Problem requirements: Below are the records; print them all without any alteration.

======

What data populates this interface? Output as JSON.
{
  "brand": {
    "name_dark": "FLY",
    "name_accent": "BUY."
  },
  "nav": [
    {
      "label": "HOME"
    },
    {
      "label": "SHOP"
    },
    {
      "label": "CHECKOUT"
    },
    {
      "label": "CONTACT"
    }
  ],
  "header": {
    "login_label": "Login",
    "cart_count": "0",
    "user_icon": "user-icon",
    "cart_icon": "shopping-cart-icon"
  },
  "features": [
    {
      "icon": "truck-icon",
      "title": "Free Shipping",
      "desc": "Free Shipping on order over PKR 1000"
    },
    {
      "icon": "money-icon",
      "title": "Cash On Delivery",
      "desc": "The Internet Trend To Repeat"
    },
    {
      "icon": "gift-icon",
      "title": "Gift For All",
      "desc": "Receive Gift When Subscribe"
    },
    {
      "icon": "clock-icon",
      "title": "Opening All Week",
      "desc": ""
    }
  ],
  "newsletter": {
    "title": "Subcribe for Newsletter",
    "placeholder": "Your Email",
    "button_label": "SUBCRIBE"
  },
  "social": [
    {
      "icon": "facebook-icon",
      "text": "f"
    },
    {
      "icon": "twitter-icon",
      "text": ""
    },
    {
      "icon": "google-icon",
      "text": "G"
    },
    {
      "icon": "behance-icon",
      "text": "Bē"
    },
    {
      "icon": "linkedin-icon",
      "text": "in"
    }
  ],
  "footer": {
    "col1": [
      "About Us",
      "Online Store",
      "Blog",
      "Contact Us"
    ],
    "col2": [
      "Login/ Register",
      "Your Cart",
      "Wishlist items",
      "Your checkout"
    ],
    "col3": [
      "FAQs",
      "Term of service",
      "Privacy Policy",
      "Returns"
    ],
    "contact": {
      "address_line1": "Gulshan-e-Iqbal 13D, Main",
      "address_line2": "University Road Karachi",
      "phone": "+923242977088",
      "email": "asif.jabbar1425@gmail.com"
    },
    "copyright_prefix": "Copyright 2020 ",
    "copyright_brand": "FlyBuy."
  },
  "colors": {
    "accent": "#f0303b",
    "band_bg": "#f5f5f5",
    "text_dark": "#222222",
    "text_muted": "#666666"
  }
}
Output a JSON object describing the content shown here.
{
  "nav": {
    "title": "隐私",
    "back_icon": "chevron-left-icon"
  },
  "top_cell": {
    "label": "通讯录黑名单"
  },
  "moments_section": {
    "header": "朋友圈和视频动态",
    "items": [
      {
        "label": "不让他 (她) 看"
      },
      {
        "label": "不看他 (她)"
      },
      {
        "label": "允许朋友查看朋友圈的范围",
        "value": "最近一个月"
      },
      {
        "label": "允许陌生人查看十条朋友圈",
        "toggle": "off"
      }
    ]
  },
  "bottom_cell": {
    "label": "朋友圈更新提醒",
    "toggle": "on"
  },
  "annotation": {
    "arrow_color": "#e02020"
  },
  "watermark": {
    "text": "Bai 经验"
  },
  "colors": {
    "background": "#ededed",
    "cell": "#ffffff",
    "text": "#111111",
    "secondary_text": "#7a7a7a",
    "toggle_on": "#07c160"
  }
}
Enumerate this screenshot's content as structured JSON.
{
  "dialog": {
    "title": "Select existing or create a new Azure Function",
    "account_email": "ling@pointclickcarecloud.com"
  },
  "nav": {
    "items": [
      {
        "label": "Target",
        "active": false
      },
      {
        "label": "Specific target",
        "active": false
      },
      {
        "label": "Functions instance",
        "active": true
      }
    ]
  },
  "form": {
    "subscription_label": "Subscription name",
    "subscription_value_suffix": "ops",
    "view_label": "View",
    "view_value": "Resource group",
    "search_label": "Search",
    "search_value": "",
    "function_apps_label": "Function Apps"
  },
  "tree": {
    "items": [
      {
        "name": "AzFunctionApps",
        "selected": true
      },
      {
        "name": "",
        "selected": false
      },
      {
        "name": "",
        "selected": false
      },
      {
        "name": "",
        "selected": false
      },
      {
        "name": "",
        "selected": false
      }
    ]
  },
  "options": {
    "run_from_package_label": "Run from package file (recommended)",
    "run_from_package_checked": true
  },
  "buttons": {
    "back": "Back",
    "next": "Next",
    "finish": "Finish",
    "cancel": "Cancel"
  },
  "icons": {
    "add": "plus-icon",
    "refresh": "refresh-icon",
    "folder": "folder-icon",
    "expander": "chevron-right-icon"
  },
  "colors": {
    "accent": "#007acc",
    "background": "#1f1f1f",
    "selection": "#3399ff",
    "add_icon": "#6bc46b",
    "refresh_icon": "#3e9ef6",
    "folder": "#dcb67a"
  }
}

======

Solved problem:
What data populates this interface? Output as JSON.
{
  "brand": {
    "name_dark": "FLY",
    "name_accent": "BUY."
  },
  "nav": [
    {
      "label": "HOME"
    },
    {
      "label": "SHOP"
    },
    {
      "label": "CHECKOUT"
    },
    {
      "label": "CONTACT"
    }
  ],
  "header": {
    "login_label": "Login",
    "cart_count": "0",
    "user_icon": "user-icon",
    "cart_icon": "shopping-cart-icon"
  },
  "features": [
    {
      "icon": "truck-icon",
      "title": "Free Shipping",
      "desc": "Free Shipping on order over PKR 1000"
    },
    {
      "icon": "money-icon",
      "title": "Cash On Delivery",
      "desc": "The Internet Trend To Repeat"
    },
    {
      "icon": "gift-icon",
      "title": "Gift For All",
      "desc": "Receive Gift When Subscribe"
    },
    {
      "icon": "clock-icon",
      "title": "Opening All Week",
      "desc": ""
    }
  ],
  "newsletter": {
    "title": "Subcribe for Newsletter",
    "placeholder": "Your Email",
    "button_label": "SUBCRIBE"
  },
  "social": [
    {
      "icon": "facebook-icon",
      "text": "f"
    },
    {
      "icon": "twitter-icon",
      "text": ""
    },
    {
      "icon": "google-icon",
      "text": "G"
    },
    {
      "icon": "behance-icon",
      "text": "Bē"
    },
    {
      "icon": "linkedin-icon",
      "text": "in"
    }
  ],
  "footer": {
    "col1": [
      "About Us",
      "Online Store",
      "Blog",
      "Contact Us"
    ],
    "col2": [
      "Login/ Register",
      "Your Cart",
      "Wishlist items",
      "Your checkout"
    ],
    "col3": [
      "FAQs",
      "Term of service",
      "Privacy Policy",
      "Returns"
    ],
    "contact": {
      "address_line1": "Gulshan-e-Iqbal 13D, Main",
      "address_line2": "University Road Karachi",
      "phone": "+923242977088",
      "email": "asif.jabbar1425@gmail.com"
    },
    "copyright_prefix": "Copyright 2020 ",
    "copyright_brand": "FlyBuy."
  },
  "colors": {
    "accent": "#f0303b",
    "band_bg": "#f5f5f5",
    "text_dark": "#222222",
    "text_muted": "#666666"
  }
}
Output a JSON object describing the content shown here.
{
  "nav": {
    "title": "隐私",
    "back_icon": "chevron-left-icon"
  },
  "top_cell": {
    "label": "通讯录黑名单"
  },
  "moments_section": {
    "header": "朋友圈和视频动态",
    "items": [
      {
        "label": "不让他 (她) 看"
      },
      {
        "label": "不看他 (她)"
      },
      {
        "label": "允许朋友查看朋友圈的范围",
        "value": "最近一个月"
      },
      {
        "label": "允许陌生人查看十条朋友圈",
        "toggle": "off"
      }
    ]
  },
  "bottom_cell": {
    "label": "朋友圈更新提醒",
    "toggle": "on"
  },
  "annotation": {
    "arrow_color": "#e02020"
  },
  "watermark": {
    "text": "Bai 经验"
  },
  "colors": {
    "background": "#ededed",
    "cell": "#ffffff",
    "text": "#111111",
    "secondary_text": "#7a7a7a",
    "toggle_on": "#07c160"
  }
}
Enumerate this screenshot's content as structured JSON.
{
  "dialog": {
    "title": "Select existing or create a new Azure Function",
    "account_email": "ling@pointclickcarecloud.com"
  },
  "nav": {
    "items": [
      {
        "label": "Target",
        "active": false
      },
      {
        "label": "Specific target",
        "active": false
      },
      {
        "label": "Functions instance",
        "active": true
      }
    ]
  },
  "form": {
    "subscription_label": "Subscription name",
    "subscription_value_suffix": "ops",
    "view_label": "View",
    "view_value": "Resource group",
    "search_label": "Search",
    "search_value": "",
    "function_apps_label": "Function Apps"
  },
  "tree": {
    "items": [
      {
        "name": "AzFunctionApps",
        "selected": true
      },
      {
        "name": "",
        "selected": false
      },
      {
        "name": "",
        "selected": false
      },
      {
        "name": "",
        "selected": false
      },
      {
        "name": "",
        "selected": false
      }
    ]
  },
  "options": {
    "run_from_package_label": "Run from package file (recommended)",
    "run_from_package_checked": true
  },
  "buttons": {
    "back": "Back",
    "next": "Next",
    "finish": "Finish",
    "cancel": "Cancel"
  },
  "icons": {
    "add": "plus-icon",
    "refresh": "refresh-icon",
    "folder": "folder-icon",
    "expander": "chevron-right-icon"
  },
  "colors": {
    "accent": "#007acc",
    "background": "#1f1f1f",
    "selection": "#3399ff",
    "add_icon": "#6bc46b",
    "refresh_icon": "#3e9ef6",
    "folder": "#dcb67a"
  }
}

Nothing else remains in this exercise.